**Assigned task**
Go through the listing below and say how many lines contain "text"; write nothing but the number.

**Given records**
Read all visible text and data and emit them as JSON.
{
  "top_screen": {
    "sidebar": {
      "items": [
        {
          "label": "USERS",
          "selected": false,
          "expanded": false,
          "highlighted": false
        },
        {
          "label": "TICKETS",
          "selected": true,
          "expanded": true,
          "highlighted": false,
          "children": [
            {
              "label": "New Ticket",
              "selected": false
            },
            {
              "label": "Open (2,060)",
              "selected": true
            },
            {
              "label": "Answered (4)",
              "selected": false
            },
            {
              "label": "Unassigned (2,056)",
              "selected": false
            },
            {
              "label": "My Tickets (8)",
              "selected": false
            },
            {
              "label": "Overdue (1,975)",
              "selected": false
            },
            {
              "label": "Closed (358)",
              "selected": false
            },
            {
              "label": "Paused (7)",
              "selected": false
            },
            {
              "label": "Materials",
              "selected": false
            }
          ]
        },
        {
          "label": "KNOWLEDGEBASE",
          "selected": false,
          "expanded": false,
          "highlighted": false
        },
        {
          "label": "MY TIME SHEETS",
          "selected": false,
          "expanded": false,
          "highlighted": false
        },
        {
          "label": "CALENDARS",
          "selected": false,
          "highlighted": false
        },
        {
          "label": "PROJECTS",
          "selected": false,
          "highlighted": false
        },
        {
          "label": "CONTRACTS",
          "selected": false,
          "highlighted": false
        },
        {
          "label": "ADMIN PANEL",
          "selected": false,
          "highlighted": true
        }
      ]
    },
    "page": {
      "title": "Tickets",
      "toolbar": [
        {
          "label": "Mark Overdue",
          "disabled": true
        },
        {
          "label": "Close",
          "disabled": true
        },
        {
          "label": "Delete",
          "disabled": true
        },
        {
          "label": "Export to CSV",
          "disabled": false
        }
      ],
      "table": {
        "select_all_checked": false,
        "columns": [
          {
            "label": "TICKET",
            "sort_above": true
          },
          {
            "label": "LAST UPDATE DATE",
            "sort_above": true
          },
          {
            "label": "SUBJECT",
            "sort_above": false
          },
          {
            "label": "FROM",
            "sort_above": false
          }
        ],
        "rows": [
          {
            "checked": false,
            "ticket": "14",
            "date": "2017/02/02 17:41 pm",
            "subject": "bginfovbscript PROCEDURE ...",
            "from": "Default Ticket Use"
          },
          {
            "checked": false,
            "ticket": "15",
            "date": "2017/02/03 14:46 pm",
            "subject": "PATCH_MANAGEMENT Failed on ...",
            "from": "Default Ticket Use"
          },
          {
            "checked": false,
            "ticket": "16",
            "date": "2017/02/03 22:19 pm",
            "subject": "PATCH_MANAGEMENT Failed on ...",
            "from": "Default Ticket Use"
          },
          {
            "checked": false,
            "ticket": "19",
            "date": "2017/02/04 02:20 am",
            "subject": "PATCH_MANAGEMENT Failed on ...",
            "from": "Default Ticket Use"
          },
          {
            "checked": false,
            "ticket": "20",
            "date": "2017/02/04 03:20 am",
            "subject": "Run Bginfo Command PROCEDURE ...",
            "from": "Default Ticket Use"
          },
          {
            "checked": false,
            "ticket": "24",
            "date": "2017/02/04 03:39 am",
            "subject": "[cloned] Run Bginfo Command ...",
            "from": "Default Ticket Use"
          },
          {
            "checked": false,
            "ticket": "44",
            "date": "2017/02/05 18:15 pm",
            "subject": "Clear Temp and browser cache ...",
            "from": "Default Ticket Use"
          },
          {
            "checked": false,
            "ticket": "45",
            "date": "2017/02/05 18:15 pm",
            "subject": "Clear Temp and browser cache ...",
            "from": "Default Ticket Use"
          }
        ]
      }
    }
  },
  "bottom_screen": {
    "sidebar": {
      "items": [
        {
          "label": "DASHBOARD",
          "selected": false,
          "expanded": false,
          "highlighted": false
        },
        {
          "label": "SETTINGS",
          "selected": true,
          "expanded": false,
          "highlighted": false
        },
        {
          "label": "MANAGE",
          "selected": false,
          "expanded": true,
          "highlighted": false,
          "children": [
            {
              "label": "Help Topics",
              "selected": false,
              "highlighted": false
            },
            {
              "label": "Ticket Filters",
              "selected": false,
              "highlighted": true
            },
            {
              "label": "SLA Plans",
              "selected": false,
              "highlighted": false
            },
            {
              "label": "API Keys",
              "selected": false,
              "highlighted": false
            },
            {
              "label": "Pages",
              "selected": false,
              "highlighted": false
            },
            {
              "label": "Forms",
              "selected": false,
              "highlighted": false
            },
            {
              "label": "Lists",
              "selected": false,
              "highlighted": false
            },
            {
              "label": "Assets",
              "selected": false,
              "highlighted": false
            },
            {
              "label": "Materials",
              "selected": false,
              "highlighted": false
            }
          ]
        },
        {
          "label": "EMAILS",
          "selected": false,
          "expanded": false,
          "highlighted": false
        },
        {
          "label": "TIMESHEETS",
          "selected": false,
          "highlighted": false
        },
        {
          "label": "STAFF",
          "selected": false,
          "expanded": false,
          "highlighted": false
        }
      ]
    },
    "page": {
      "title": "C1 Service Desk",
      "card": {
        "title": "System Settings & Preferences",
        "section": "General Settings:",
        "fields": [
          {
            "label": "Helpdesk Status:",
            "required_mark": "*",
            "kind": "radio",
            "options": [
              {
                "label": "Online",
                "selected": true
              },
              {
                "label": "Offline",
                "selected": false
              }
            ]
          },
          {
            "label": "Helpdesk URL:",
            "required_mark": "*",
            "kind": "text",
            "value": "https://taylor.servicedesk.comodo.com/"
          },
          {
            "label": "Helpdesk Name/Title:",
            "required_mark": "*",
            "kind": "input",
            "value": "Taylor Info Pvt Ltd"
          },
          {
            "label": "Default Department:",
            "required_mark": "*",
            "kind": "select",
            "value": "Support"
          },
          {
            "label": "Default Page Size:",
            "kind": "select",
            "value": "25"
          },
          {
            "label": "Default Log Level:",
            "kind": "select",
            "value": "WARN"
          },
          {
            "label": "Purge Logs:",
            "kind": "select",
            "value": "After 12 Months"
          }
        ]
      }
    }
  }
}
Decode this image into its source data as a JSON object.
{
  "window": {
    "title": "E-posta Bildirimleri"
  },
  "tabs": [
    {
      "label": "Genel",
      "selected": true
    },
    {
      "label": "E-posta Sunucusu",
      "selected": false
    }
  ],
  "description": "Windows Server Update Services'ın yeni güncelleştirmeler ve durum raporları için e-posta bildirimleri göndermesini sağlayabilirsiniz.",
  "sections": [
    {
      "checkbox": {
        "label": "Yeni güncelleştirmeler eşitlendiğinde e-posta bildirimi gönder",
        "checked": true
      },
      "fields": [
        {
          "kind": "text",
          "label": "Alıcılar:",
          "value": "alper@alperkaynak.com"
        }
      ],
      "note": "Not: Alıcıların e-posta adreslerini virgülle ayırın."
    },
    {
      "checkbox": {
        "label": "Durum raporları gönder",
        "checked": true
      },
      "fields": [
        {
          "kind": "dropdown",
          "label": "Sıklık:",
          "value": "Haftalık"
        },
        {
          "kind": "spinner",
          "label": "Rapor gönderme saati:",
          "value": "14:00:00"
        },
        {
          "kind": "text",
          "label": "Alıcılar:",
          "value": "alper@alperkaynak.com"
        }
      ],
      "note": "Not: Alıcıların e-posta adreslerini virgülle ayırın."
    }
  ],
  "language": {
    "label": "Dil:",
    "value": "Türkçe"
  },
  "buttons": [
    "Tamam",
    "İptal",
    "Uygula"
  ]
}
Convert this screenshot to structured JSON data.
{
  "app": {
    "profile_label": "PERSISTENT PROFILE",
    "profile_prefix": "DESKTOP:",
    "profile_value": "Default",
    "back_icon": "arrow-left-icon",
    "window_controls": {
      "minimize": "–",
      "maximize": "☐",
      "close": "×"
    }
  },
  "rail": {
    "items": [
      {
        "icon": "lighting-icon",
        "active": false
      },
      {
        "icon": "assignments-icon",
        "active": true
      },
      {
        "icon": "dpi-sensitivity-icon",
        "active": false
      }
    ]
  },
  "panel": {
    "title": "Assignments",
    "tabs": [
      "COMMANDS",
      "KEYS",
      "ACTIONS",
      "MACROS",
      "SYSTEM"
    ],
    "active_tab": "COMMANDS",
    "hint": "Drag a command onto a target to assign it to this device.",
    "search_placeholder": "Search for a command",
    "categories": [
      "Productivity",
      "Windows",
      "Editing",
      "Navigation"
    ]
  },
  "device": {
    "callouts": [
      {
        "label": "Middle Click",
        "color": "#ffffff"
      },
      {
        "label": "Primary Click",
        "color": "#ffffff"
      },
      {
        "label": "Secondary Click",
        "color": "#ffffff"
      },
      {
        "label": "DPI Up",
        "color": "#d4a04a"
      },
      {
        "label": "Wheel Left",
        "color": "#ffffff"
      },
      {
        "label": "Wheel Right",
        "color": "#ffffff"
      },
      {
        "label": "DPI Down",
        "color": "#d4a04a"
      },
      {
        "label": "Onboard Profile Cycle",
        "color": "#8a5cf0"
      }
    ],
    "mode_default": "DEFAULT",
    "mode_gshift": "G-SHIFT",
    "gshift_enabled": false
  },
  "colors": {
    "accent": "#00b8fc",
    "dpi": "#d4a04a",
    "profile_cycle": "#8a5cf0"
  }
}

**Solution to the problem**
4